How to complete this task
Copy every entry below, exactly and in full.
╭─ Data shown
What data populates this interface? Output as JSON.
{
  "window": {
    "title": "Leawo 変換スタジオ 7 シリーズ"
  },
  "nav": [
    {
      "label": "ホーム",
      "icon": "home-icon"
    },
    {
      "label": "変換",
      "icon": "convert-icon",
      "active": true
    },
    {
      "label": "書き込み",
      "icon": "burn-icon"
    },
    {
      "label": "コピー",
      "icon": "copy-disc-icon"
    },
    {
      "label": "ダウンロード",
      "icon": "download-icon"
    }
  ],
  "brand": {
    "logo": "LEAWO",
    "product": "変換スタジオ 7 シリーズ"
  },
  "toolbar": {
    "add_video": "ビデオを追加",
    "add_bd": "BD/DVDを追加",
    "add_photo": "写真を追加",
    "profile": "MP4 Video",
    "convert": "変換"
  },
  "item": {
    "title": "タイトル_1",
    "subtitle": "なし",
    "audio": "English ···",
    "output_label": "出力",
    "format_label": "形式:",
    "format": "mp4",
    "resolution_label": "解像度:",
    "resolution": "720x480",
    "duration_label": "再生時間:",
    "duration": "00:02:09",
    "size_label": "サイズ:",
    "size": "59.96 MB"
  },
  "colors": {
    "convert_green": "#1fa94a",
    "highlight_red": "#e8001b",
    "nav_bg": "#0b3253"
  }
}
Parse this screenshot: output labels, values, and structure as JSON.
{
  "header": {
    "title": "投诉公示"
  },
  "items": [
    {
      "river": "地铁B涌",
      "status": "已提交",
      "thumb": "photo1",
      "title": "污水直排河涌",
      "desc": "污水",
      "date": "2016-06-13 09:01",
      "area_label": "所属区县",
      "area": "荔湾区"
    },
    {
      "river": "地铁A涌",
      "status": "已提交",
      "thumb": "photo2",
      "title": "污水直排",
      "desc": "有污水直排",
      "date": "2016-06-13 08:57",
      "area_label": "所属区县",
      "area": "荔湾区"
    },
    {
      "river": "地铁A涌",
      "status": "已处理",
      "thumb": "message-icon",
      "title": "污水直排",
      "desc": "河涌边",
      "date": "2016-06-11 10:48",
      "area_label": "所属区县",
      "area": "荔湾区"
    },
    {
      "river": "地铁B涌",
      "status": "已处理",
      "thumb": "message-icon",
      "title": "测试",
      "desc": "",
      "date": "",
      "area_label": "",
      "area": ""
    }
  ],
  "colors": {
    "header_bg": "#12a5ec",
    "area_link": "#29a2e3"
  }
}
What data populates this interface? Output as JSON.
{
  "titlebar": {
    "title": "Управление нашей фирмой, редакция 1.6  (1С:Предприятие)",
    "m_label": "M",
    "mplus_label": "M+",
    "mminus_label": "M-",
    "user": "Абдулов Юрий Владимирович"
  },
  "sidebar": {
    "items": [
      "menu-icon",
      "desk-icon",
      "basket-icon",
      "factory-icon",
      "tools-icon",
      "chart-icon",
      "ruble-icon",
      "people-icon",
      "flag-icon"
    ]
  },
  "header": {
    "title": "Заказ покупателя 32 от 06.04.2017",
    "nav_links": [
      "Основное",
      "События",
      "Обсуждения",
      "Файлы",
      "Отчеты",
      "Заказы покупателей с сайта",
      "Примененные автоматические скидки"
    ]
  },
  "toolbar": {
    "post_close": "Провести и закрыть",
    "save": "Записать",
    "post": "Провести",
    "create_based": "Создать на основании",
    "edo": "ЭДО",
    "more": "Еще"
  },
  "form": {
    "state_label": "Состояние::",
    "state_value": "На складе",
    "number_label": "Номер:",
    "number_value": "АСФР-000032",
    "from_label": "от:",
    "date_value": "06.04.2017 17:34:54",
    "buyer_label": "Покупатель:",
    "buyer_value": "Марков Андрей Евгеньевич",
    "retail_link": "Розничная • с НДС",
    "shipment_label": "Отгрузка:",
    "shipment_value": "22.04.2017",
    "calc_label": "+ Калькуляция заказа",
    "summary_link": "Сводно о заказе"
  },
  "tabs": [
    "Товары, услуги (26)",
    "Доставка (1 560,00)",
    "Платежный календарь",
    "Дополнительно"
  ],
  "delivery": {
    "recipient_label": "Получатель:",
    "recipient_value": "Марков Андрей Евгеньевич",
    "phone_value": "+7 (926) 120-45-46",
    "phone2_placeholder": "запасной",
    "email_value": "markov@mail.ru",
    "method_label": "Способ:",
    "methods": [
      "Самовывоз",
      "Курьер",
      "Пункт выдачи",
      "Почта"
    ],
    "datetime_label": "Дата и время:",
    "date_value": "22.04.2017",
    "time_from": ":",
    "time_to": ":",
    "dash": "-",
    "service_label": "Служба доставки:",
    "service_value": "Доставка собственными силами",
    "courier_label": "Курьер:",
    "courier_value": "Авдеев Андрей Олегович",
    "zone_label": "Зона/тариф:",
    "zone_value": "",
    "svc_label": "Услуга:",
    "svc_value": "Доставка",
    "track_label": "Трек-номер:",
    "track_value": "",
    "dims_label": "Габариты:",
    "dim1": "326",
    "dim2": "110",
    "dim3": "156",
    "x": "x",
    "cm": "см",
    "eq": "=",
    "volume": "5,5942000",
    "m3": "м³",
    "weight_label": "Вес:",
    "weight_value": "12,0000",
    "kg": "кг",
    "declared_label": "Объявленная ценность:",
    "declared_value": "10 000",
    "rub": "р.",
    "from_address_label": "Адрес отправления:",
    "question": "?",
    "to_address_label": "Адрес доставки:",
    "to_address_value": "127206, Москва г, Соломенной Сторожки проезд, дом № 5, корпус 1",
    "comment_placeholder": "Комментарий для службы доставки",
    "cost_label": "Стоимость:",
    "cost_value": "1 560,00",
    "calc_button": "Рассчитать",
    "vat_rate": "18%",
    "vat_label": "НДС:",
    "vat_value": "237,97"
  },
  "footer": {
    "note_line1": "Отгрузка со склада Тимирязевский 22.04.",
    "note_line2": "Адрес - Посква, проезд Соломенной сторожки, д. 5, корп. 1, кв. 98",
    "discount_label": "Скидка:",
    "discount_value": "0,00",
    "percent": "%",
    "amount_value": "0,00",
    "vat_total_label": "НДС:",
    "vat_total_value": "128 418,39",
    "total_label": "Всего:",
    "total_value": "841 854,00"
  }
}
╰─
Exercise solution
What data populates this interface? Output as JSON.
{
  "window": {
    "title": "Leawo 変換スタジオ 7 シリーズ"
  },
  "nav": [
    {
      "label": "ホーム",
      "icon": "home-icon"
    },
    {
      "label": "変換",
      "icon": "convert-icon",
      "active": true
    },
    {
      "label": "書き込み",
      "icon": "burn-icon"
    },
    {
      "label": "コピー",
      "icon": "copy-disc-icon"
    },
    {
      "label": "ダウンロード",
      "icon": "download-icon"
    }
  ],
  "brand": {
    "logo": "LEAWO",
    "product": "変換スタジオ 7 シリーズ"
  },
  "toolbar": {
    "add_video": "ビデオを追加",
    "add_bd": "BD/DVDを追加",
    "add_photo": "写真を追加",
    "profile": "MP4 Video",
    "convert": "変換"
  },
  "item": {
    "title": "タイトル_1",
    "subtitle": "なし",
    "audio": "English ···",
    "output_label": "出力",
    "format_label": "形式:",
    "format": "mp4",
    "resolution_label": "解像度:",
    "resolution": "720x480",
    "duration_label": "再生時間:",
    "duration": "00:02:09",
    "size_label": "サイズ:",
    "size": "59.96 MB"
  },
  "colors": {
    "convert_green": "#1fa94a",
    "highlight_red": "#e8001b",
    "nav_bg": "#0b3253"
  }
}
Parse this screenshot: output labels, values, and structure as JSON.
{
  "header": {
    "title": "投诉公示"
  },
  "items": [
    {
      "river": "地铁B涌",
      "status": "已提交",
      "thumb": "photo1",
      "title": "污水直排河涌",
      "desc": "污水",
      "date": "2016-06-13 09:01",
      "area_label": "所属区县",
      "area": "荔湾区"
    },
    {
      "river": "地铁A涌",
      "status": "已提交",
      "thumb": "photo2",
      "title": "污水直排",
      "desc": "有污水直排",
      "date": "2016-06-13 08:57",
      "area_label": "所属区县",
      "area": "荔湾区"
    },
    {
      "river": "地铁A涌",
      "status": "已处理",
      "thumb": "message-icon",
      "title": "污水直排",
      "desc": "河涌边",
      "date": "2016-06-11 10:48",
      "area_label": "所属区县",
      "area": "荔湾区"
    },
    {
      "river": "地铁B涌",
      "status": "已处理",
      "thumb": "message-icon",
      "title": "测试",
      "desc": "",
      "date": "",
      "area_label": "",
      "area": ""
    }
  ],
  "colors": {
    "header_bg": "#12a5ec",
    "area_link": "#29a2e3"
  }
}
What data populates this interface? Output as JSON.
{
  "titlebar": {
    "title": "Управление нашей фирмой, редакция 1.6  (1С:Предприятие)",
    "m_label": "M",
    "mplus_label": "M+",
    "mminus_label": "M-",
    "user": "Абдулов Юрий Владимирович"
  },
  "sidebar": {
    "items": [
      "menu-icon",
      "desk-icon",
      "basket-icon",
      "factory-icon",
      "tools-icon",
      "chart-icon",
      "ruble-icon",
      "people-icon",
      "flag-icon"
    ]
  },
  "header": {
    "title": "Заказ покупателя 32 от 06.04.2017",
    "nav_links": [
      "Основное",
      "События",
      "Обсуждения",
      "Файлы",
      "Отчеты",
      "Заказы покупателей с сайта",
      "Примененные автоматические скидки"
    ]
  },
  "toolbar": {
    "post_close": "Провести и закрыть",
    "save": "Записать",
    "post": "Провести",
    "create_based": "Создать на основании",
    "edo": "ЭДО",
    "more": "Еще"
  },
  "form": {
    "state_label": "Состояние::",
    "state_value": "На складе",
    "number_label": "Номер:",
    "number_value": "АСФР-000032",
    "from_label": "от:",
    "date_value": "06.04.2017 17:34:54",
    "buyer_label": "Покупатель:",
    "buyer_value": "Марков Андрей Евгеньевич",
    "retail_link": "Розничная • с НДС",
    "shipment_label": "Отгрузка:",
    "shipment_value": "22.04.2017",
    "calc_label": "+ Калькуляция заказа",
    "summary_link": "Сводно о заказе"
  },
  "tabs": [
    "Товары, услуги (26)",
    "Доставка (1 560,00)",
    "Платежный календарь",
    "Дополнительно"
  ],
  "delivery": {
    "recipient_label": "Получатель:",
    "recipient_value": "Марков Андрей Евгеньевич",
    "phone_value": "+7 (926) 120-45-46",
    "phone2_placeholder": "запасной",
    "email_value": "markov@mail.ru",
    "method_label": "Способ:",
    "methods": [
      "Самовывоз",
      "Курьер",
      "Пункт выдачи",
      "Почта"
    ],
    "datetime_label": "Дата и время:",
    "date_value": "22.04.2017",
    "time_from": ":",
    "time_to": ":",
    "dash": "-",
    "service_label": "Служба доставки:",
    "service_value": "Доставка собственными силами",
    "courier_label": "Курьер:",
    "courier_value": "Авдеев Андрей Олегович",
    "zone_label": "Зона/тариф:",
    "zone_value": "",
    "svc_label": "Услуга:",
    "svc_value": "Доставка",
    "track_label": "Трек-номер:",
    "track_value": "",
    "dims_label": "Габариты:",
    "dim1": "326",
    "dim2": "110",
    "dim3": "156",
    "x": "x",
    "cm": "см",
    "eq": "=",
    "volume": "5,5942000",
    "m3": "м³",
    "weight_label": "Вес:",
    "weight_value": "12,0000",
    "kg": "кг",
    "declared_label": "Объявленная ценность:",
    "declared_value": "10 000",
    "rub": "р.",
    "from_address_label": "Адрес отправления:",
    "question": "?",
    "to_address_label": "Адрес доставки:",
    "to_address_value": "127206, Москва г, Соломенной Сторожки проезд, дом № 5, корпус 1",
    "comment_placeholder": "Комментарий для службы доставки",
    "cost_label": "Стоимость:",
    "cost_value": "1 560,00",
    "calc_button": "Рассчитать",
    "vat_rate": "18%",
    "vat_label": "НДС:",
    "vat_value": "237,97"
  },
  "footer": {
    "note_line1": "Отгрузка со склада Тимирязевский 22.04.",
    "note_line2": "Адрес - Посква, проезд Соломенной сторожки, д. 5, корп. 1, кв. 98",
    "discount_label": "Скидка:",
    "discount_value": "0,00",
    "percent": "%",
    "amount_value": "0,00",
    "vat_total_label": "НДС:",
    "vat_total_value": "128 418,39",
    "total_label": "Всего:",
    "total_value": "841 854,00"
  }
}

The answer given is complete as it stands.